Barclays, MSCI Issue Fixed-Income Sustainability Indices
Bloomberg BNA — Barclays and MSCI Inc. launched a family of fixed-income indices June 11 based primarily on environmental, social, and governance (ESG) factors, which could spur growth in sustainable investing by bond investors, the organizations said.
The set of ESG indices is the first of its kind for bonds, Barclays and MSCI said in a statement.
Cheryl Smith, executive vice president at Trillium Asset Management, told BNA the move was “very welcome,” and that it was the first set of fixed-income ESG indices of which she was aware. Barclays is the industry standard for the fixed-income industry, and MSCI conducts sustainability research, so their decision to work together is significant, she said.
“Clearly MSCI and Barclays both realize that there has been a lot of institutional investor interest in sustainable investing,” James Lee, senior fixed-income analyst at Calvert Investment Management, told BNA.
The organizations issued three sets of indices. One set, the Barclays MSCI Socially Responsible (SRI) Indices, excludes companies engaged in particular activities, such as tobacco, nuclear power, or genetically modified organisms, which investors may want to screen out.

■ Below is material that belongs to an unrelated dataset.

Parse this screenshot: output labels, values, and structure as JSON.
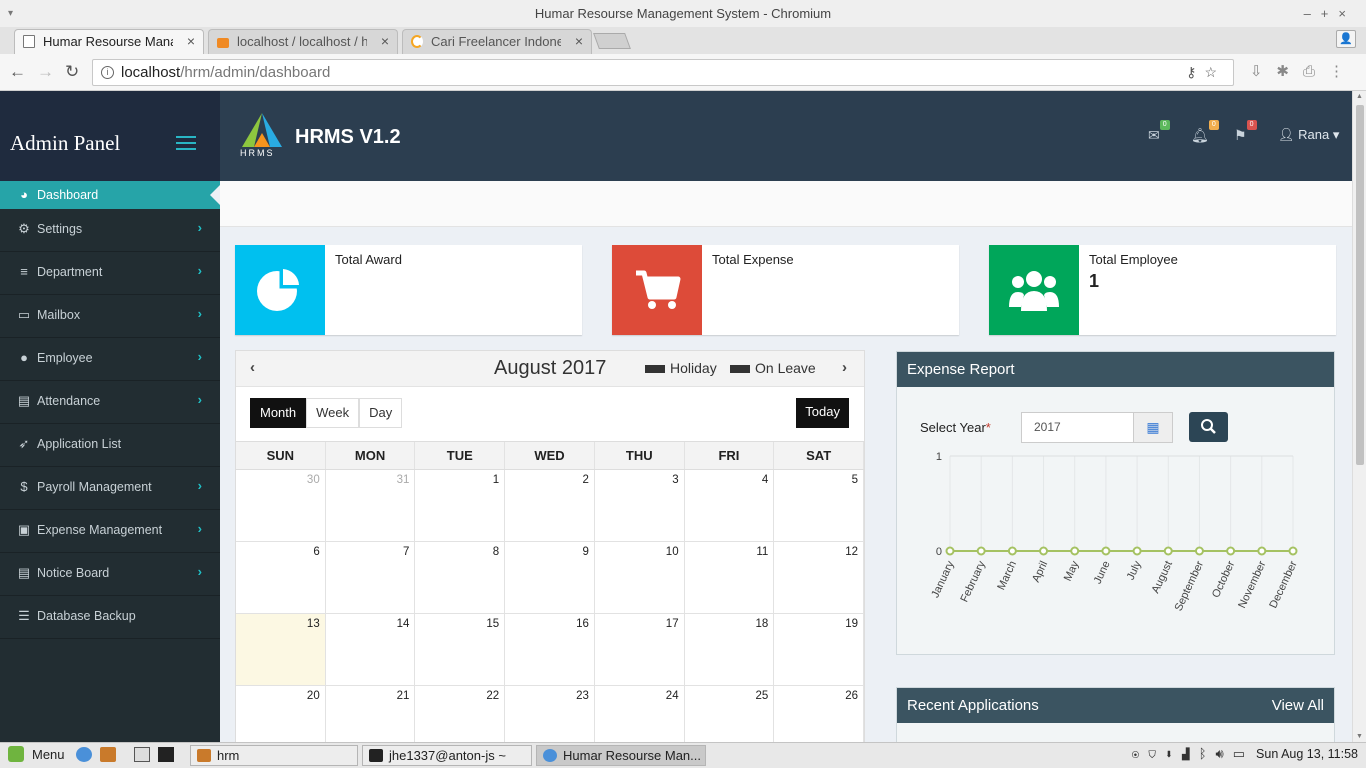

Another set, the Barclays MSCI Sustainability Indices, will only include companies with high ESG ratings determined by MSCI relative to their competitors, which Smith called a “best in class” approach.
The third set, the Barclays MSCI ESG Weighted Indices, will not exclude any companies, but will overweight or underweight issuers within a bond index based on ESG ratings.

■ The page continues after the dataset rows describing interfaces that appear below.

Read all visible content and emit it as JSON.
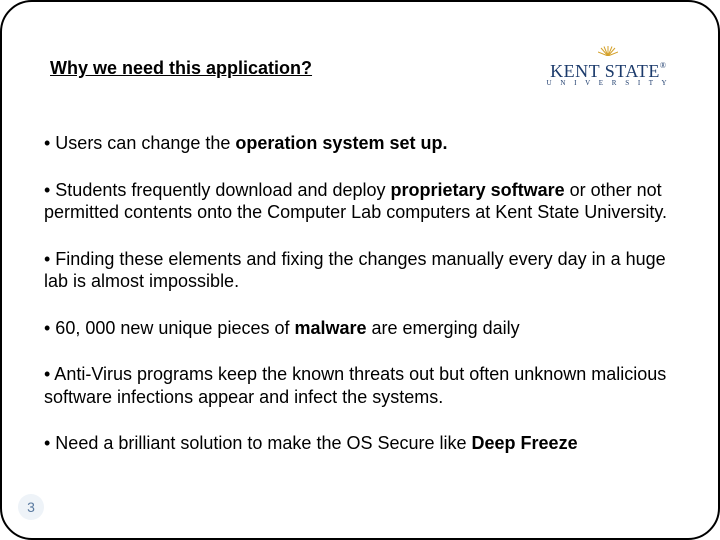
{
  "title": "Why we need this application?",
  "logo": {
    "main": "KENT STATE",
    "sub": "U N I V E R S I T Y"
  },
  "bullets": [
    {
      "pre": "• Users can change the ",
      "bold": "operation system set up.",
      "post": ""
    },
    {
      "pre": "• Students frequently download and deploy ",
      "bold": "proprietary software",
      "post": " or  other not permitted contents onto the Computer Lab computers at Kent State University."
    },
    {
      "pre": "• Finding these elements and fixing the changes manually every day in a huge lab is almost impossible.",
      "bold": "",
      "post": ""
    },
    {
      "pre": "• 60, 000 new unique pieces of ",
      "bold": "malware",
      "post": " are emerging daily"
    },
    {
      "pre": "• Anti-Virus programs keep the known threats out but often unknown malicious software infections appear and infect the systems.",
      "bold": "",
      "post": ""
    },
    {
      "pre": "• Need a brilliant solution to make the OS Secure like  ",
      "bold": "Deep Freeze",
      "post": ""
    }
  ],
  "page_number": "3"
}
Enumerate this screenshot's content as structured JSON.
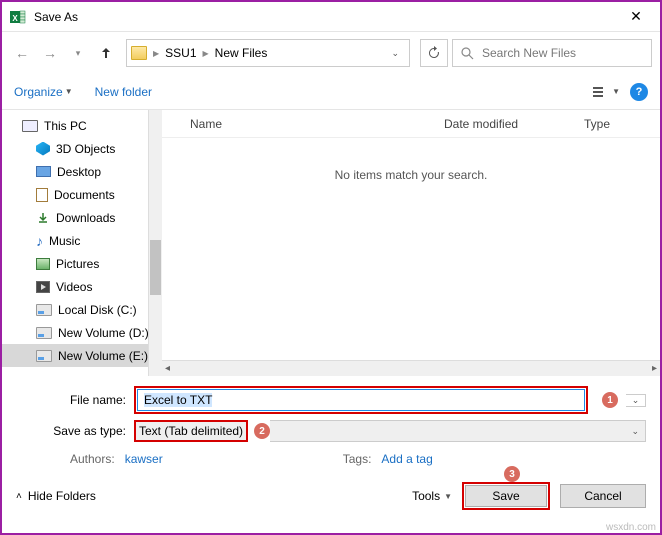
{
  "window": {
    "title": "Save As"
  },
  "nav": {
    "crumb1": "SSU1",
    "crumb2": "New Files",
    "search_placeholder": "Search New Files"
  },
  "commands": {
    "organize": "Organize",
    "newfolder": "New folder"
  },
  "tree": {
    "items": [
      {
        "label": "This PC",
        "icon": "pc"
      },
      {
        "label": "3D Objects",
        "icon": "obj3d"
      },
      {
        "label": "Desktop",
        "icon": "desk"
      },
      {
        "label": "Documents",
        "icon": "doc"
      },
      {
        "label": "Downloads",
        "icon": "dl"
      },
      {
        "label": "Music",
        "icon": "note"
      },
      {
        "label": "Pictures",
        "icon": "pic"
      },
      {
        "label": "Videos",
        "icon": "vid"
      },
      {
        "label": "Local Disk (C:)",
        "icon": "drive"
      },
      {
        "label": "New Volume (D:)",
        "icon": "drive"
      },
      {
        "label": "New Volume (E:)",
        "icon": "drive",
        "selected": true
      }
    ]
  },
  "columns": {
    "name": "Name",
    "date": "Date modified",
    "type": "Type"
  },
  "empty_msg": "No items match your search.",
  "form": {
    "fname_label": "File name:",
    "fname_value": "Excel to TXT",
    "ftype_label": "Save as type:",
    "ftype_value": "Text (Tab delimited)",
    "authors_label": "Authors:",
    "authors_value": "kawser",
    "tags_label": "Tags:",
    "tags_value": "Add a tag"
  },
  "callouts": {
    "c1": "1",
    "c2": "2",
    "c3": "3"
  },
  "footer": {
    "hide": "Hide Folders",
    "tools": "Tools",
    "save": "Save",
    "cancel": "Cancel"
  },
  "watermark": "wsxdn.com"
}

Used to Create Products
Institutional investors can use the indices to create investment products, such as exchange-traded funds, separately managed accounts, or structured products, based on ESG factors, the organizations said.

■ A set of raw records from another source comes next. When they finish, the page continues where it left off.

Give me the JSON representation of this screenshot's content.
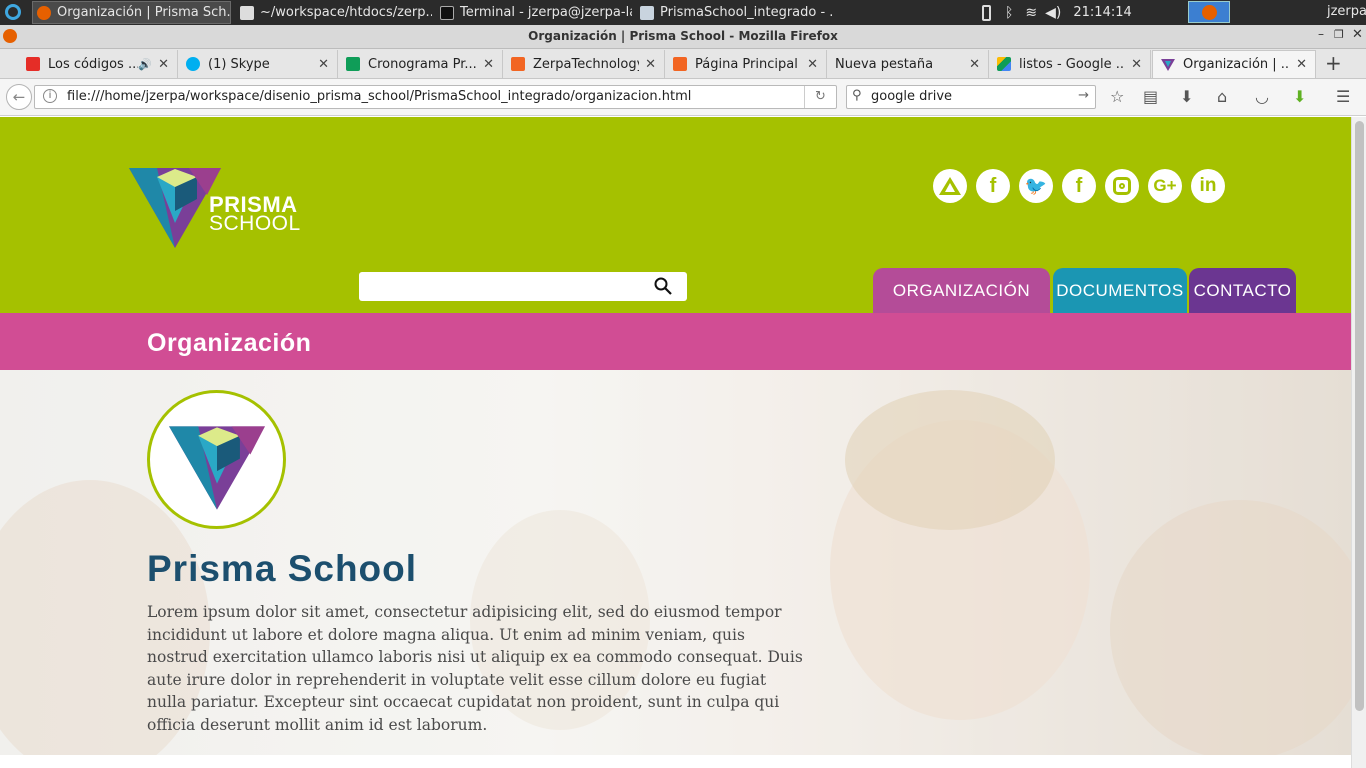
{
  "taskbar": {
    "tasks": [
      {
        "label": "Organización | Prisma Sch...",
        "active": true
      },
      {
        "label": "~/workspace/htdocs/zerp...",
        "active": false
      },
      {
        "label": "Terminal - jzerpa@jzerpa-la...",
        "active": false
      },
      {
        "label": "PrismaSchool_integrado - ...",
        "active": false
      }
    ],
    "clock": "21:14:14",
    "user": "jzerpa"
  },
  "window": {
    "title": "Organización | Prisma School - Mozilla Firefox"
  },
  "tabs": [
    {
      "label": "Los códigos ...",
      "icon": "youtube-icon",
      "color": "#e52d27"
    },
    {
      "label": "(1) Skype",
      "icon": "skype-icon",
      "color": "#00aff0"
    },
    {
      "label": "Cronograma Pr...",
      "icon": "sheets-icon",
      "color": "#0f9d58"
    },
    {
      "label": "ZerpaTechnology",
      "icon": "site-icon",
      "color": "#f26522"
    },
    {
      "label": "Página Principal",
      "icon": "site-icon",
      "color": "#f26522"
    },
    {
      "label": "Nueva pestaña",
      "icon": "",
      "color": ""
    },
    {
      "label": "listos - Google ...",
      "icon": "drive-icon",
      "color": "#fbbc05"
    },
    {
      "label": "Organización | ...",
      "icon": "prisma-icon",
      "color": "#7a3f98"
    }
  ],
  "nav": {
    "url": "file:///home/jzerpa/workspace/disenio_prisma_school/PrismaSchool_integrado/organizacion.html",
    "search": "google drive"
  },
  "site": {
    "logo_line1": "PRISMA",
    "logo_line2": "SCHOOL",
    "social": [
      "prisma",
      "f",
      "t",
      "f",
      "ig",
      "G+",
      "in"
    ],
    "menu": [
      "ORGANIZACIÓN",
      "DOCUMENTOS",
      "CONTACTO"
    ],
    "section_title": "Organización",
    "school_name": "Prisma School",
    "paragraph": "Lorem ipsum dolor sit amet, consectetur adipisicing elit, sed do eiusmod tempor incididunt ut labore et dolore magna aliqua. Ut enim ad minim veniam, quis nostrud exercitation ullamco laboris nisi ut aliquip ex ea commodo consequat. Duis aute irure dolor in reprehenderit in voluptate velit esse cillum dolore eu fugiat nulla pariatur. Excepteur sint occaecat cupidatat non proident, sunt in culpa qui officia deserunt mollit anim id est laborum."
  },
  "colors": {
    "green": "#a5c100",
    "pink": "#d14d94",
    "menu_org": "#b44c98",
    "menu_doc": "#1b96b3",
    "menu_contact": "#6b3691",
    "title_blue": "#1c4f6e"
  }
}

The creation of the indices “shows that there is a strong interest in providing investments that incorporate sustainability factors,” Erica Lasdon, senior sustainability analyst and portfolio team manager at Calvert, told BNA June 11.
Trillium has been using ESG criteria for fixed-income investments for 30 years, and compares the performance of its ESG funds to standard industry benchmarks such as the Barclays Intermediate Government/Credit Index. The new set of indices may allow Trillium to compare directly to ESG indices, Smith said.
Growth of Green Bonds
Part of the motivation for creating the indices, Smith said, may have been the increasing interest by issuers in issuing green bonds, whether related to environmental remediation, water infrastructure projects, or other topics. The World Bank, the International Finance Corp., the Korean Export-Import Bank, and the Commonwealth of Massachusetts have all issued green bonds, she said.
“There will be a growing demand for this kind of index because of the growing demand by issuers and investors of, for example, green bonds,” Smith said.
Sustainability Indices in Equity Market
Sustainability indices for equity investors have existed for several years, including the Dow Jones Sustainability Indices and the FTSE4Good indices.
Interest in ESG indices may have developed first on the equities side because equity investors generally have more leverage to engage with companies on ESG issues through shareholder engagement and other activities, Smith said. Although the fixed-income market is much larger than the equity market in terms of total assets, bonds are not traded as actively as shares, she said.
Lee agreed, saying that historically, attributing performance to ESG factors has been more common in the equity market because equity investments give investors an ownership in the company. “It's easier to take a [socially responsible investing] angle if you are an equity investor,” because an equity investor by definition is part owner, Lee said.
The new bond indices show that investor interest in ESG issues has matured and is increasing beyond the equity market, Lasdon said. “There is an increasing number of products and interest in responsible and sustainable investing, in fixed income and across other asset classes,” she said.
The indices could also shed light on how ESG factors affect corporate performance, Smith said. If you have two indices with the same duration and security structure, such as corporate bonds compared with corporate bonds, using an ESG index could “really help us understand whether the ESG part is contributing in a market environment,” she said.
The New York State Pension Fund, valued at $160 billion, declined comment.
The California Public Employees' Retirement System, the largest public pension fund in the United States with approximately $260 billion in assets, did not immediately respond to a request for comment.